As reported by the Salt Lake Tribune, the Private Fuel Storage (PFS) Limited Liability Corporation (LLC) has given up on its plans to turn the tiny Skull Valley Goshutes Inidan Reservation in Utah into a parking lot dump (or "centralized interim storage facility") for commercial high-level radioactive waste. At one time, PFS was comprised of more than a dozen nuclear utilities, led by Xcel Energy of Minnesota, with Dairyland Power Co-Op as a front group.
In 2005-2006, the U.S. Nuclear Regulatory Commission (NRC) granted PFS a construction and operating license, despite objections by traditionals with the Skull Valley band, nearly 500 environmental and environmental justice organizations, as well as the State of Utah. The plan was for 40,000 metric tons of irradiated nuclear fuel to be "temporarily stored" (for 20 to 40 years) in 4,000 dry casks on the reservation. However, as the ultimate plan was to transfer the wastes to the Yucca Mountain dump, when that proposal was cancelled in 2009, this would have meant the wastes would have been stuck indefinitely at Skull Valley.
In 2006 a very unlikely coalition, involving the likes of Mormon political leaders and wilderness advocates, succeeded in creating the first federal wilderness area in Utah in a generation. This created a "moat" around the Skull Valley reservation, blocking the railway needed to directly deliver the waste. And, after lobbying efforts at the top echelons of Republican Party decision making circles by U.S. Senator Orrin Hatch (R-UT) as well as Utah Governor Huntsman, the George W. Bush administration's Department of the Interior refused to approve the lease agreement between PFS and the Skull Valley band, as well as the intermodal transfer facility on Bureau of Land Management property which could have allowed heavy haul trucks to ship the waste containers the final leg of the journey to the reservation.
The Skull Valley Goshutes were first targeted by the nuclear power establishment more than 20 years ago. Altogether, 60-some tribes have been actively targeted for high-level radioactive waste parking lot dumps.
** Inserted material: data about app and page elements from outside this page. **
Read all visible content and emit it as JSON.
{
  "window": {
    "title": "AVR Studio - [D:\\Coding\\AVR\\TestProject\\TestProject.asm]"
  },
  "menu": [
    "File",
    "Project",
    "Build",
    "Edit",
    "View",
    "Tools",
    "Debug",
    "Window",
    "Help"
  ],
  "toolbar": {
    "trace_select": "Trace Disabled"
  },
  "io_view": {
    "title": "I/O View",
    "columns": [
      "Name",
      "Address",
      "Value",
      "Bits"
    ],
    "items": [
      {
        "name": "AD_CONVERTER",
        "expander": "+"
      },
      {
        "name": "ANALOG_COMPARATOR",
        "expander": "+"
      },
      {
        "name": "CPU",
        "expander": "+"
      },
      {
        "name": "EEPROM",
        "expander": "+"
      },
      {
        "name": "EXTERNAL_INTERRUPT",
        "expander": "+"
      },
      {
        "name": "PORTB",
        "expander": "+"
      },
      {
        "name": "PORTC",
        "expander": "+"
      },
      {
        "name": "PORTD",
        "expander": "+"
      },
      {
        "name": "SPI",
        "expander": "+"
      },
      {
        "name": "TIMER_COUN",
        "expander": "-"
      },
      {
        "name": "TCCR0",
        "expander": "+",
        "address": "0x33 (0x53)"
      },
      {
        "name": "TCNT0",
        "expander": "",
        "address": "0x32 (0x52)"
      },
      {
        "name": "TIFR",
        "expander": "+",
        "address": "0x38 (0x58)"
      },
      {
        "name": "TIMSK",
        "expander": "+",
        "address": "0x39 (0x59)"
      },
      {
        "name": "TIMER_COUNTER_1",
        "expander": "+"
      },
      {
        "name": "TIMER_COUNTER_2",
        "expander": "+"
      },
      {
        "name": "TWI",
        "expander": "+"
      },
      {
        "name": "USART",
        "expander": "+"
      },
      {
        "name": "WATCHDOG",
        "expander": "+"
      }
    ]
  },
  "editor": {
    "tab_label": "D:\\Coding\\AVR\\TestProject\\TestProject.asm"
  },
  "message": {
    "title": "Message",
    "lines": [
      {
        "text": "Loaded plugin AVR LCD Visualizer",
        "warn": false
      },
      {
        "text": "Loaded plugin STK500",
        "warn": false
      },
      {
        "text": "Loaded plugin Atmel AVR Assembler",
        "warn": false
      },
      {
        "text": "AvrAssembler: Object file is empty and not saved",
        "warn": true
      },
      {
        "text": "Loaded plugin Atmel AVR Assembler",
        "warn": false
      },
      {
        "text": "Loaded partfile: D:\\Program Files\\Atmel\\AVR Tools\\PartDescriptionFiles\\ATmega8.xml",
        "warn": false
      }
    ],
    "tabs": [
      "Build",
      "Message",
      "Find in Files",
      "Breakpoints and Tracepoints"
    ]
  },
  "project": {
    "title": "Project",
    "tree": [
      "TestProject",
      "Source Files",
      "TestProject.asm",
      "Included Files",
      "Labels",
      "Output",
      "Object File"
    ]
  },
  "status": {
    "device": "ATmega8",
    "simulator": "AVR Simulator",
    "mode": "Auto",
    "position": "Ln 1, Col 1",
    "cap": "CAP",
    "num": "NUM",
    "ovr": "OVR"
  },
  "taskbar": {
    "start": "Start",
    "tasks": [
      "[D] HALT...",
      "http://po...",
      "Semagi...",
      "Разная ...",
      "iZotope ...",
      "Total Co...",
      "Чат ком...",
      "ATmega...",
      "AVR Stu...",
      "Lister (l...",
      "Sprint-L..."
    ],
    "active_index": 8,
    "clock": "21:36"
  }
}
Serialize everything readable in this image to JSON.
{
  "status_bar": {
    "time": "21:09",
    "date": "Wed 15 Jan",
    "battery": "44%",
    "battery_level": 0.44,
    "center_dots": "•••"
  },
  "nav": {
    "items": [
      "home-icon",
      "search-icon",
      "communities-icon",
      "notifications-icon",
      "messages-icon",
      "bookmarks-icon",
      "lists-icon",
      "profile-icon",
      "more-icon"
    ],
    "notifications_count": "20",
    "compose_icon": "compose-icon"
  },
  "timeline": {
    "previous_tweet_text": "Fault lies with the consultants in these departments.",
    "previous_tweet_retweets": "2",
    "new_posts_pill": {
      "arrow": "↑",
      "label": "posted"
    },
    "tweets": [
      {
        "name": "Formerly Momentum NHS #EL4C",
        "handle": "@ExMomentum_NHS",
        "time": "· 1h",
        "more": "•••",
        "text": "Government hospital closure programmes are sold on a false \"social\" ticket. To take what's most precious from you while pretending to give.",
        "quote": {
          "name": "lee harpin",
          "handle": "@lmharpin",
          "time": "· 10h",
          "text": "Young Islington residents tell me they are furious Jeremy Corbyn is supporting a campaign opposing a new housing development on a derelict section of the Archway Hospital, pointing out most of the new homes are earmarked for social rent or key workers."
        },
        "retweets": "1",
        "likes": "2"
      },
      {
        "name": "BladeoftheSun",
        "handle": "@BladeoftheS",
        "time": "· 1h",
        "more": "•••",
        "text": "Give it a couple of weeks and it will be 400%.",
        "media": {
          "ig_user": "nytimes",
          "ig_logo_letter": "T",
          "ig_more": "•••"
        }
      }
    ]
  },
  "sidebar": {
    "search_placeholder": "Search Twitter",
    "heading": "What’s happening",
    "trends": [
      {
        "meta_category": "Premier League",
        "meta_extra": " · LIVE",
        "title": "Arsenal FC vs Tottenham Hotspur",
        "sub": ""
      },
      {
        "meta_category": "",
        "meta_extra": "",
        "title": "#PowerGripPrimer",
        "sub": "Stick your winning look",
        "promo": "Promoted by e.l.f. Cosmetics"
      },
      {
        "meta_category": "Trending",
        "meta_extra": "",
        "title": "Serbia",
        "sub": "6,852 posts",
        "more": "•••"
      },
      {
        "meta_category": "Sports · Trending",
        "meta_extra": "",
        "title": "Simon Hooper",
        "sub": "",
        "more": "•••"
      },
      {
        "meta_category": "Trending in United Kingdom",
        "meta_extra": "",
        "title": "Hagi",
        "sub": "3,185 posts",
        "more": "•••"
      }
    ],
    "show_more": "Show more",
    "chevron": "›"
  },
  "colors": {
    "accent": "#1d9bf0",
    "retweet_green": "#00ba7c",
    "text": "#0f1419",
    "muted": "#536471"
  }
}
All the proposals have been stopped, as through the work of Native American grassroots environmental activists like Grace Thorpe, working in alliance with environmental and environmental justice organizations.
On Jan. 7, the Salt Lake Tribune published a follow-on article about PFS's cancellation, entitled "Money, politics bury plans for Utah fuel-rod cemetery." The article quotes a leader of the broad coalition which opposed the "parking lot dump":
"...Chip Ward remembers an 'amazing' coalition swelled up around the goal of defeating the storage site.
Co-founder of the Healthy Environment Alliance of Utah, he grasped the wariness of Utahns who already had allowed a slew of toxic industries to be established in western Utah — including chemical weapons destruction, bio-weapons testing, a low-level nuclear waste site, a hazardous waste site, a toxic waste incinerator and what was then the nation’s biggest air polluter...
'When you have a really powerful political movement,' Ward said, 'you can look past whatever divides you and what is important is the cause that unites you.'"
NIRS, for one, spearheaded a coalition of nearly 450 organizations nation-wide, which objected to the environmental, or radioactive, racism of the PFS proposal.